Smoking (still) stinks

The Canadian Cancer Society peels back the fruity curtain on flavoured tobacco.

For National Non-Smoking Week, the Canadian Cancer Society is hoping that if the delightful flavours being added to tobacco products are making you forget about its dangers, that grossing you out a bit will remind you.

In a new PSA, surgeons in an operating room suddenly stop to appreciate the fact that the cancerous tumor they are operating on has a pleasant, strawberry smell to it. The campaign, developed with Rethink, also features a series of print ads, where seemingly normal-looking organs are presented with fruity-looking growths on them, under a tagline stating the wide range of flavours cancer is now available in.

“I think the Canadian Cancer society is typically quite conservative, but we wanted to make people a little bit uncomfortable so it has some stopping power and they take notice,” says Lisa Hurlbutt, director of marketing and communications at Canadian Cancer Society. “Nick [Quintal, managing partner at Rethink] kept saying, ‘what’s your gross factor?’ so he had to push us a little, but that’s a direction we wanted to go.”

In surveys done by the Society in 2013 and 2014, teens and young adults who start off smoking flavoured tobacco are highly likely to move on to “regular” cigarettes, with over half saying they have tried it. Hurlbutt says the idea behind the campaign is not only to show that flavoured tobacco can have the same deadly results as the regular kind, but to tie in to its increased efforts around prevention.


“You’ll see more of a prevention strategy coming out of our national and regional offices,” she says. “It’s a very big focus for us right now because even though the rates have come down, it’s still the number one killer in the cancer world.
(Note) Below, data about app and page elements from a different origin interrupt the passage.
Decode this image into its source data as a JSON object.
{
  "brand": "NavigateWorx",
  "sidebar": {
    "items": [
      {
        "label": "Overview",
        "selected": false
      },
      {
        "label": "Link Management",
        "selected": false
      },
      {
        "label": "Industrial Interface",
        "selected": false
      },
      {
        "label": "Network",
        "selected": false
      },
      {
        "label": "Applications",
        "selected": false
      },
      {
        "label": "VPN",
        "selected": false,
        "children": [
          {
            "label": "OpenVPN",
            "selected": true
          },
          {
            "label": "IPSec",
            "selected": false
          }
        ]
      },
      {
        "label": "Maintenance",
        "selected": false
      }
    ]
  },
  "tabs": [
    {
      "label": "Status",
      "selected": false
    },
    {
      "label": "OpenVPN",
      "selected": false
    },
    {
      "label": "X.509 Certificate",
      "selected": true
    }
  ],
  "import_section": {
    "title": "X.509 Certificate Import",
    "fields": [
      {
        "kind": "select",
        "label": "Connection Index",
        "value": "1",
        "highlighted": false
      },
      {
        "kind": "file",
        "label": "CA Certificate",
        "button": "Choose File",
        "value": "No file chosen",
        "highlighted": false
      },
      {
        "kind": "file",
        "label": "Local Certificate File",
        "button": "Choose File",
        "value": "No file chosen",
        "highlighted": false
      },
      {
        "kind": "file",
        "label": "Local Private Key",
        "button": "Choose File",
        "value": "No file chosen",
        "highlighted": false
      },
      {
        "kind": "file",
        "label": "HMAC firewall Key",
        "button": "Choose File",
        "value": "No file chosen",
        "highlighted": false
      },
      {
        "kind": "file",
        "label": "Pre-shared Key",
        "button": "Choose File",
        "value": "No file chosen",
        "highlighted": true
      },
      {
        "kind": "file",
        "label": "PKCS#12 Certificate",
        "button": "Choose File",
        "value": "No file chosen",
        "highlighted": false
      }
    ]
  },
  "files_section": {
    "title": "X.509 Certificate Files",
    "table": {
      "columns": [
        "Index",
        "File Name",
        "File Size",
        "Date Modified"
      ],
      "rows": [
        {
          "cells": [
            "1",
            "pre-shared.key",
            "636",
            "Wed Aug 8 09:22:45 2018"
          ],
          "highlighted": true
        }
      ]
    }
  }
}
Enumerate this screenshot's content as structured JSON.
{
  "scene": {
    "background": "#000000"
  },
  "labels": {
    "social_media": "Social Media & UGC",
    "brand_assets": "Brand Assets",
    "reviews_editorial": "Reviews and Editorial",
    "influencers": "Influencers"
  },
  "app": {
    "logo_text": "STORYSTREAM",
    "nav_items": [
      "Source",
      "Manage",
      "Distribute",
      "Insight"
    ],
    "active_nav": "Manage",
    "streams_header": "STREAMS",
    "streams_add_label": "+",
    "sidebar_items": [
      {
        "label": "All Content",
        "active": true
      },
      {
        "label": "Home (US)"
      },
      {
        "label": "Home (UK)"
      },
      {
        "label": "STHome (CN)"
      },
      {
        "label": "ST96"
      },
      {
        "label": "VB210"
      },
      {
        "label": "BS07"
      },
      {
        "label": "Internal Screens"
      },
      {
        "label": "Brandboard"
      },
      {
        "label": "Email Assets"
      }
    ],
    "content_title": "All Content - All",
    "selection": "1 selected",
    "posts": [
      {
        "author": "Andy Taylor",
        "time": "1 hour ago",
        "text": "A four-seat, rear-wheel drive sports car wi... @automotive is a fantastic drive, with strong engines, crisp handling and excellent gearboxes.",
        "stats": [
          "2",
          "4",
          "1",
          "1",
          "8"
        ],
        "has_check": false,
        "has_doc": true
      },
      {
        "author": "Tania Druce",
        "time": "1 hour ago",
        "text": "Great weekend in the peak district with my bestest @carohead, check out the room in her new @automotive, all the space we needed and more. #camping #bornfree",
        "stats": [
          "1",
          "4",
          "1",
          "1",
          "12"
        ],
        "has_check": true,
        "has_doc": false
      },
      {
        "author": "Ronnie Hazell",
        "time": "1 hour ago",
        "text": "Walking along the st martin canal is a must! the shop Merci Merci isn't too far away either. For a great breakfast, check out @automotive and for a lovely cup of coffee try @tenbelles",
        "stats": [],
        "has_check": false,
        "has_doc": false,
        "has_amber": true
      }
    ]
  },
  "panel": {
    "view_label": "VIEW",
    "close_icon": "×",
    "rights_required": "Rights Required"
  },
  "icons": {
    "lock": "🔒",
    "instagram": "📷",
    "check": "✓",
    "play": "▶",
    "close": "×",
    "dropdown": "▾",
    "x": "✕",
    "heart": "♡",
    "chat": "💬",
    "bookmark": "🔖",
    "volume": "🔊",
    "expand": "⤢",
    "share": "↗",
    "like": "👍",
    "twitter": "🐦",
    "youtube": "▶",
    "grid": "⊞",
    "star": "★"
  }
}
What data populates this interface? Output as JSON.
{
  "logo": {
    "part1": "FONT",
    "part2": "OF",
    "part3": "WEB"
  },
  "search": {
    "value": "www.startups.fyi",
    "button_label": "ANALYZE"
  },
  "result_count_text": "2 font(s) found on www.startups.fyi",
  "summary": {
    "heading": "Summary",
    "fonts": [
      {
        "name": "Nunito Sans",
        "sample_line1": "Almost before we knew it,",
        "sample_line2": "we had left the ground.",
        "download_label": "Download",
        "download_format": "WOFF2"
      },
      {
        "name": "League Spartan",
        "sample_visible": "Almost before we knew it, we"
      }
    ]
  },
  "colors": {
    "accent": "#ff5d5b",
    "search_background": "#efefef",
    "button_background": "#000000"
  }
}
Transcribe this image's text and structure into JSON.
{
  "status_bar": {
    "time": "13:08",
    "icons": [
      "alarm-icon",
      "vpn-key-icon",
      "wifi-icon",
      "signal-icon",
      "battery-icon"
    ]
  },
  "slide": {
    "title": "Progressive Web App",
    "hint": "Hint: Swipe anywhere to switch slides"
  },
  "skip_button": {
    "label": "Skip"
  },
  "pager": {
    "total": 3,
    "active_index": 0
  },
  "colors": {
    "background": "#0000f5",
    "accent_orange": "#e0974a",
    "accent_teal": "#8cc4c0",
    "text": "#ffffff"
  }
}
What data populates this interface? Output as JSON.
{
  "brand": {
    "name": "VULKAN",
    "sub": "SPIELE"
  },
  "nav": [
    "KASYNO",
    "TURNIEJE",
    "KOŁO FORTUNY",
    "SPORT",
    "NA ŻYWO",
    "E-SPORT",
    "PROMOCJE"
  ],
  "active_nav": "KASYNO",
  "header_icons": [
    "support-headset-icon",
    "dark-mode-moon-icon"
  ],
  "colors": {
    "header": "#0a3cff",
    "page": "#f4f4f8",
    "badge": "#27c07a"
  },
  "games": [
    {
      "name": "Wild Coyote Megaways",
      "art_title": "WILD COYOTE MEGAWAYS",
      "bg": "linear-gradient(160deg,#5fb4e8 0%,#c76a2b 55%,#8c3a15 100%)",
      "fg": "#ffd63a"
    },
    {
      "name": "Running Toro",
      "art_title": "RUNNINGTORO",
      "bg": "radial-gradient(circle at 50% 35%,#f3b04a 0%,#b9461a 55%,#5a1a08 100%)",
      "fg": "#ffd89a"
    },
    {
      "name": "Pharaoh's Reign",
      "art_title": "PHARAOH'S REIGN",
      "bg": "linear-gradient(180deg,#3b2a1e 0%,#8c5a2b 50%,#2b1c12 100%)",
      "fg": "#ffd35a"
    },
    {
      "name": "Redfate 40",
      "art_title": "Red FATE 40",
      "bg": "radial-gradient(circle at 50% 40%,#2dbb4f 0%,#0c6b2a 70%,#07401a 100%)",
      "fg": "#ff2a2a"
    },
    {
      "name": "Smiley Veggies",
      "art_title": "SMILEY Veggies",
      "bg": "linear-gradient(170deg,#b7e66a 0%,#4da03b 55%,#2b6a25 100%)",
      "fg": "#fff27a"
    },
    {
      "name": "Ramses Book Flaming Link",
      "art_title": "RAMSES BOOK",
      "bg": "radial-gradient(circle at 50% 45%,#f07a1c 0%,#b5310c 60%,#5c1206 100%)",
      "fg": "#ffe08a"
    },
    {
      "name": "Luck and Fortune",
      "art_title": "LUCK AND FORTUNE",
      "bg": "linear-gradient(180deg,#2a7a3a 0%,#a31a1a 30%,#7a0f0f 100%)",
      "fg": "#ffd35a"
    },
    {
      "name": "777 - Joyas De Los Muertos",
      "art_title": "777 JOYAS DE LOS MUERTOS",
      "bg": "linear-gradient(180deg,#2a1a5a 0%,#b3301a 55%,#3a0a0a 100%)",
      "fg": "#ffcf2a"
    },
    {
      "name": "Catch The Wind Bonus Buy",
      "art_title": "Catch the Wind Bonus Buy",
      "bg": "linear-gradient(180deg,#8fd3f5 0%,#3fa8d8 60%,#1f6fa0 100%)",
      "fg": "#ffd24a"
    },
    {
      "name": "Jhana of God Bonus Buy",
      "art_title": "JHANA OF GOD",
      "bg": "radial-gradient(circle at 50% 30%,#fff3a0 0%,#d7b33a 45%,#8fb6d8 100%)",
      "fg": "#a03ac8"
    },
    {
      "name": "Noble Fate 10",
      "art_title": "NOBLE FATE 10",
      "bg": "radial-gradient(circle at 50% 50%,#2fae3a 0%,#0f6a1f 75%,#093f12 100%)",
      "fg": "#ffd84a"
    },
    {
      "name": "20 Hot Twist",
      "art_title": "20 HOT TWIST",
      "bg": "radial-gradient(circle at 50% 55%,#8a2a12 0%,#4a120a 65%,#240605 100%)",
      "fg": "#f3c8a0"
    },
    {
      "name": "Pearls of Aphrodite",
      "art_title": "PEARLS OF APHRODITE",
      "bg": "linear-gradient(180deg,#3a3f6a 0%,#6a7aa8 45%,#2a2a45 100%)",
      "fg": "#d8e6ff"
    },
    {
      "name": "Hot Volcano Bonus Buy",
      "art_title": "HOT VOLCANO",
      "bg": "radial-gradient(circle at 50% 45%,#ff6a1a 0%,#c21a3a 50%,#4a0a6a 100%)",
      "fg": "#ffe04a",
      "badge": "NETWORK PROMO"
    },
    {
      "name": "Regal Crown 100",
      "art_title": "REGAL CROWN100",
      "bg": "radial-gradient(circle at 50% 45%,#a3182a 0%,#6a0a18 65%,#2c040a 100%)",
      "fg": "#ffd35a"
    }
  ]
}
It’s so preventable, but the kids and teens aren’t going to hear any of that if they’re being presented with these deceptive products.”

Hurlbutt adds that in addition to flavoured tobacco, e-cigarettes will also be a likely subject in its campaigns within the coming months.

The “Now Available” campaign comes out of the Canadian Cancer Society’s B.C. branch and will primarily be running there on traditional media. However, Hurlbutt says that while the Society’s efforts tend to be very regionalized and the national office has its own advocacy efforts this week, this campaign was developed specifically so that it could be used nationally, with other provinces using it in grassroots efforts and social media.

“We were very clear with Rethink that we should make this so it had no borders to it, that it didn’t drive to any B.C.-specific resources,” she says. “Other provinces have been able to use it in their awareness and advocacy efforts, which is a win for us because we’re trying to do more as a country on this issue.”

Hurlbutt explains that while a law banning flavoured additives in cigarettes weighing under 1.4 ounces was passed in 2010, tobacco companies have been able to get around it, primarily by offering products in different weights. She says that while the Society’s provincial branches have been petitioning their local governments, and that she has faith it’s an issue that will be resolved eventually, it may go a bit faster with more pressure at a national level.